According to statistics compiled by Phillip D. Landers, professor of business administration and accounting in the college's School of Business and Computer Technologies, nine Internal Revenue Service-certified students participated in the program this year. They prepared 299 federal returns, more than 280 state returns and 250-plus local returns, resulting in total refunds of $238,402 a 30-percent increase over the previous year's figure.

While Penn College and its predecessor, Williamsport Area Community College, have provided free tax assistance for more than 25 years, the institution has been associated with the VITA program led locally by the Salvation Army only since 2006. That affiliation has enabled use of the IRS' training regimen, as well as the ability to electronically file taxpayers' returns.

VITA focuses on lower-income taxpayers the average adjusted gross income of participants was $14,080 during 2007 and particularly on helping them access applicable provisions such as the Earned Income Tax Credit.

The service was offered two hours daily on Mondays through Thursdays from Feb. 4 to April 9 at a first-come-first-served walk-in site on the first floor of the Madigan Library.
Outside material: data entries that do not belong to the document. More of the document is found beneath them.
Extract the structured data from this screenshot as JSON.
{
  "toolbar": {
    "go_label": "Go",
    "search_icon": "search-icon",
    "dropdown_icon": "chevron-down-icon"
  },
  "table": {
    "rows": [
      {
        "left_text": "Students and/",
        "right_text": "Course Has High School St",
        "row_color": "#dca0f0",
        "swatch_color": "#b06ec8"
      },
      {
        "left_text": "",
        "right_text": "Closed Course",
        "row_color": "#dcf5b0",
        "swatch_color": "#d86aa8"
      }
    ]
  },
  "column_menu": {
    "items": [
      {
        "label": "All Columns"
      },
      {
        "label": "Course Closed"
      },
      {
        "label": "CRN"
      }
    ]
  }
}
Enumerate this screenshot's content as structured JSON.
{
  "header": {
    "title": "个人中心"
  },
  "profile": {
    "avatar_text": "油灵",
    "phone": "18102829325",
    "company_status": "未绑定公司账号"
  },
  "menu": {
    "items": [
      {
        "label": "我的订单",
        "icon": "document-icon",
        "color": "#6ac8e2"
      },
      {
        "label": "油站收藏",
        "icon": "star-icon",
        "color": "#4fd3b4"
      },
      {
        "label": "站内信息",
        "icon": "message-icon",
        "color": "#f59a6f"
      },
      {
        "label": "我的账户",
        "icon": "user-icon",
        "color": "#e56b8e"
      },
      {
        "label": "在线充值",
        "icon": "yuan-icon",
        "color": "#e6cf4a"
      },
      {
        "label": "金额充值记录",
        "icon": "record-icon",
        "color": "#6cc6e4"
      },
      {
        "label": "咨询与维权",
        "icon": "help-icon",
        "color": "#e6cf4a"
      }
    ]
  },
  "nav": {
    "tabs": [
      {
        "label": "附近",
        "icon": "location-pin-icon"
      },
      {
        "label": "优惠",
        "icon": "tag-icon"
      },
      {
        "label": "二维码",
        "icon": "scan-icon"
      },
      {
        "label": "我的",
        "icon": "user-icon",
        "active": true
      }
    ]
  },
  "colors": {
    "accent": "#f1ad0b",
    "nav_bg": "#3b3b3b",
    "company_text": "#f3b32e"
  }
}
The Salvation Army provided a by-appointment site downtown, and students traveled to the North Campus near Wellsboro for a one-day visit on March 28.

Landers, who also serves as the local VITA administrator, noted that the college/Salvation Army collaboration was chosen by Pat Healy, IRS senior stakeholder relationship tax consultant, as one of only two "outstanding" VITA sites among the 17 under her supervision.

"One of the benefits of utilizing volunteer students was that the majority of the students had an educational interest in taxes and as a result, they were committed to quality and service," said Pamela Hicks, the Salvation Army's social service director/programs coordinator. "Having an off-site location at the college library helped us in increasing the number of volunteers we had, and we were able to prepare more taxes and better serve the community. We are looking forward to bigger and better next year with Phil Landers and the students' help."

Participating students were Elizabeth A. Anzalone, of York, business administration: banking and finance; and accounting students Elizabeth M. Calvin, of Smokerun; Michelle A. Camp, of Montoursville; Karen L. Confer, of South Williamsport; Ashley E. Gummo, of Tyrone; Gina M. Indelicarto, of Jersey Shore; Joanna E. Prusak, of Jersey Shore; and Ashley M. Ward, of Canton. Derek R. Botts, a business administration: banking and finance student from South Williamsport, worked at the Salvation Army site.

Landers singled out the Madigan Library staff for freeing up classroom space for the VITA program; resolving scheduling issues; supplying materials, storage and signage; and answering a multitude of questions from the public.

For more information about accounting or other majors in the college's School of Business and Computer Technologies, visit online or call (570) 327-4517. For general information about the college, visit on the Web , e-mail or call toll-free (800) 367-9222.